“We are always in the cycle of pearl-making, forming out of the stuff of our lives something beautiful and meaningful – something we love.” – Jeanne Carbonetti
Making Pearls — Living The Creative Life By Jeanne Carbonetti is a wonderful resource for journal writers, even if you aren’t an artist! As the author describes in the quote above, this book focuses on taking the daily mundane and turning it into something with significance, which is what the practice of journaling is all about. We write because we have a story to tell, it vents feelings and frustrations, and captures memories we want to keep forever. In a nutshell, it returns us to ourselves and helps us discover who we are and who we want to be.

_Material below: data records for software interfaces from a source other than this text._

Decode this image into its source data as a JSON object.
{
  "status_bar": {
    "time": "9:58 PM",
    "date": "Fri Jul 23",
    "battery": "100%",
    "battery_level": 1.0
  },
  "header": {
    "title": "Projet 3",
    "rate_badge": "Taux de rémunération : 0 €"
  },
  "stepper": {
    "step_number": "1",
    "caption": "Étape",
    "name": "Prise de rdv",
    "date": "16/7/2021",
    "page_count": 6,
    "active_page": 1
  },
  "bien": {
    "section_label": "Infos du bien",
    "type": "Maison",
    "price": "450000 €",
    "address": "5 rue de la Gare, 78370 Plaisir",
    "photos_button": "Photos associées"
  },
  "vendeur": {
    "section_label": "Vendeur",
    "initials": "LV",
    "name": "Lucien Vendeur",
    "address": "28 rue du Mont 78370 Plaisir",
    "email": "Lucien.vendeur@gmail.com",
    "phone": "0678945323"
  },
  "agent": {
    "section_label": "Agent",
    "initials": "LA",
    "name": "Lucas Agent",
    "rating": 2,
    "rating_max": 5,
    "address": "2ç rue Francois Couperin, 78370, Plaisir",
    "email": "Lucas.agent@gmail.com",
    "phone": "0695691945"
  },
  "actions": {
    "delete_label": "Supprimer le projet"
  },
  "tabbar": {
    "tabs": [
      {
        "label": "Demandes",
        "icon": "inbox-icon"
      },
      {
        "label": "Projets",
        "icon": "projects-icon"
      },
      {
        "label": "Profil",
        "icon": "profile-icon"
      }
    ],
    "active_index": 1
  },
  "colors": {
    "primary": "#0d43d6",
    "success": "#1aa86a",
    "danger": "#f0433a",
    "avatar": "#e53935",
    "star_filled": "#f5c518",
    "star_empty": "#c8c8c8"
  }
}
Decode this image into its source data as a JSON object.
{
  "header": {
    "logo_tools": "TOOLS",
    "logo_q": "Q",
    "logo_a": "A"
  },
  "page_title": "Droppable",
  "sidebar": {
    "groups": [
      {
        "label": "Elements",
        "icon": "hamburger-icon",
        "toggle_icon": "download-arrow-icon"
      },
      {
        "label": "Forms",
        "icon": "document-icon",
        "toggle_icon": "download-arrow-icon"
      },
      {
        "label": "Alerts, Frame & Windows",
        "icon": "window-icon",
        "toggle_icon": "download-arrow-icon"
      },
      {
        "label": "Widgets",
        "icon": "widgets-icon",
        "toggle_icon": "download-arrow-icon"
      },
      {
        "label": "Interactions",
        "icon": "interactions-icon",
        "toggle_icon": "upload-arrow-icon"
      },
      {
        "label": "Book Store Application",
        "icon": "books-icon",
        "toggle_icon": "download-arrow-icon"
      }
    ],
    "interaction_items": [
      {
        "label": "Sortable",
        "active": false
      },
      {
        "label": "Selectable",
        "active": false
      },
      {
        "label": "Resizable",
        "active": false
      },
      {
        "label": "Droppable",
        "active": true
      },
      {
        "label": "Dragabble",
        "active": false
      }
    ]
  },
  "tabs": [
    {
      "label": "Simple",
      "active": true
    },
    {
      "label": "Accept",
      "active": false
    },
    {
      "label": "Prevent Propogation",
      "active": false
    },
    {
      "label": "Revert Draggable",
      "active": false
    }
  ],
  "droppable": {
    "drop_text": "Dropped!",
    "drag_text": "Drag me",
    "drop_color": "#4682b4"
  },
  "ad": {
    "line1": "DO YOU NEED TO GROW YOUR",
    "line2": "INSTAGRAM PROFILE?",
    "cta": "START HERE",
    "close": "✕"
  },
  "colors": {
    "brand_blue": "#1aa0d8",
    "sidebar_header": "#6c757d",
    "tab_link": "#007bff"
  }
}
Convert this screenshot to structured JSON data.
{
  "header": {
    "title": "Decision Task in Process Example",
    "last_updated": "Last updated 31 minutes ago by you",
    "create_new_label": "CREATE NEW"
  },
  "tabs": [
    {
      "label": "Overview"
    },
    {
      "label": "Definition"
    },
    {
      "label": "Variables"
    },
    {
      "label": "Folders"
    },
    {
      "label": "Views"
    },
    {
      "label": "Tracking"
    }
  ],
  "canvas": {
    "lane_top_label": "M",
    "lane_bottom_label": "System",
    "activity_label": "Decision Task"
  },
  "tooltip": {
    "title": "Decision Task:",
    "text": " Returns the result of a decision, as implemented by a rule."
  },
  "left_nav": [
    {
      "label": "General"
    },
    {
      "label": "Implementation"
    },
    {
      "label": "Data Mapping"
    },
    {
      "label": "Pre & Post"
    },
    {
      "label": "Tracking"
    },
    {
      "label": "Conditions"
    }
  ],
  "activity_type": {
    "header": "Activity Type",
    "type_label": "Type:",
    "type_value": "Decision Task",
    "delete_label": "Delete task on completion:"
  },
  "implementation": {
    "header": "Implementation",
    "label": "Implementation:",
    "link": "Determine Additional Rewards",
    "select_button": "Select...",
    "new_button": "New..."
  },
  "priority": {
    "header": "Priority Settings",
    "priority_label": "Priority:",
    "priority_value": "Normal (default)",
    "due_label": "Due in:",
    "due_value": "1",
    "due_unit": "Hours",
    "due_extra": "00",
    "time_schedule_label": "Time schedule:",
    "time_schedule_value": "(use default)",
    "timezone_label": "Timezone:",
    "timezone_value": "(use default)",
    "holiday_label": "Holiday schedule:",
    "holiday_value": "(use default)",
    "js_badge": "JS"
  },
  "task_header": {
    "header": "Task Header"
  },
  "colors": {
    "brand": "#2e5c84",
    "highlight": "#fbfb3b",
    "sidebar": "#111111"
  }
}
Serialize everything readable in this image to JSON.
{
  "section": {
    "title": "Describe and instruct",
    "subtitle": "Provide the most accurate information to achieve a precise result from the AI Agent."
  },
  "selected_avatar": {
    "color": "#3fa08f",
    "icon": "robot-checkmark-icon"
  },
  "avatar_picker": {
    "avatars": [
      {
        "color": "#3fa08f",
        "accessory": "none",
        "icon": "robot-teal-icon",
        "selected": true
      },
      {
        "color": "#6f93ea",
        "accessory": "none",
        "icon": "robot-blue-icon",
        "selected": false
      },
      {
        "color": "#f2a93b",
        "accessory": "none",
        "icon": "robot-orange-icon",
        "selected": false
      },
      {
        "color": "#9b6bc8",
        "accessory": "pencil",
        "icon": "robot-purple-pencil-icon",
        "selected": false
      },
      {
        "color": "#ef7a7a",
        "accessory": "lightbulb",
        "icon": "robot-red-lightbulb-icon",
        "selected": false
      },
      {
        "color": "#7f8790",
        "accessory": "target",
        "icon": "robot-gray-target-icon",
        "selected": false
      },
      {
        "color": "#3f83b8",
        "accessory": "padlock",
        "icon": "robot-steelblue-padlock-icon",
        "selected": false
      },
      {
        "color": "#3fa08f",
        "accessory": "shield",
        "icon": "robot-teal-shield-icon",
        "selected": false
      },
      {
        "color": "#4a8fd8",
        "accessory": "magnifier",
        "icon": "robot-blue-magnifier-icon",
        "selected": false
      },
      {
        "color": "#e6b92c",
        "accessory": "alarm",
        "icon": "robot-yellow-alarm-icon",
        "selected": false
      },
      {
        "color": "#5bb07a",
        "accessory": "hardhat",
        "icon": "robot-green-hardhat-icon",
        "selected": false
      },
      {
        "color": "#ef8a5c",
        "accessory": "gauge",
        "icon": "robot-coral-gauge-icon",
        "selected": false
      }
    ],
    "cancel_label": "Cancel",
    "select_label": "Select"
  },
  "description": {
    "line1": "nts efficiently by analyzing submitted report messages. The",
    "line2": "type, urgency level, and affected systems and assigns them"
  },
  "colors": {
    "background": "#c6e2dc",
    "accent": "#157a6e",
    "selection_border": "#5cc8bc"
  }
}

This book is comprised of seven exercises designed to help you create consciously. It’s a seven-unit course that you can space out over days, weeks, months, or whatever works best for you. It’s a wonderful way to honor yourself as a creator, whether you consider yourself an artist or not! Each exercise is based on a color, and the sample pieces are gorgeous but still simple and abstract. The book encourages you to paint, paste, draw, glue, or write whatever you want for each exercise, and the final pieces can be combined to be your own “pearl of art”. Working on each piece is designed to help you become conscious of how the cycle of creation is part of your daily routine.
The Basics Of The Seven Exercises:
Orange: womb of ideas
Yellow: power, presence
Green: growth, nurturing
Blue: expressing truth, voice
Violet: wisdom, insight
White: faith, peace
Green: growth, nuturing
The Creative Companion: How To Free Your Creative Spirit was Sark’s first book and was published in 1991. The book was an enormous success and Sark has gone on to publish a book almost every year since then. Almost fifteen years later, she revisits her first-published baby, and creates a new addition, Sark’s New Creative Companion, that is just as juicy and fun to read as the first.
I was a little fearful of this revision. Although I have read almost all of Sark’s other books, and have loved them all, her first book is really special. There is something unique and freeing about the first time you put your work out there, and it shows in the original Creative Companion. I was worried that some of that exuberance and innocence would be lost in the new version.
I shouldn’t have worried! Instead of editing and altering the original text, Sark merely adds to it…nothing is changed but everything is built upon. The new version also includes two new posters: Ways To Play More Often and Creative “Mistakes” You Must Make/Creative Actions You Must Take. All of the originals, including the now-famous How To Be An Artist poster, are also still there!
There are a large number of quotes, ideas, exercises, and suggestions that you can incorporate into your journal writing. Like the original, Sark encourages you to draw and write in the book, even creating space for you to do so. You may even want to use the book as a creativity journal and fill the pages with your own thoughts and ideas next to hers…I’m sure Sark would be thrilled to know her book was being actively used and well loved!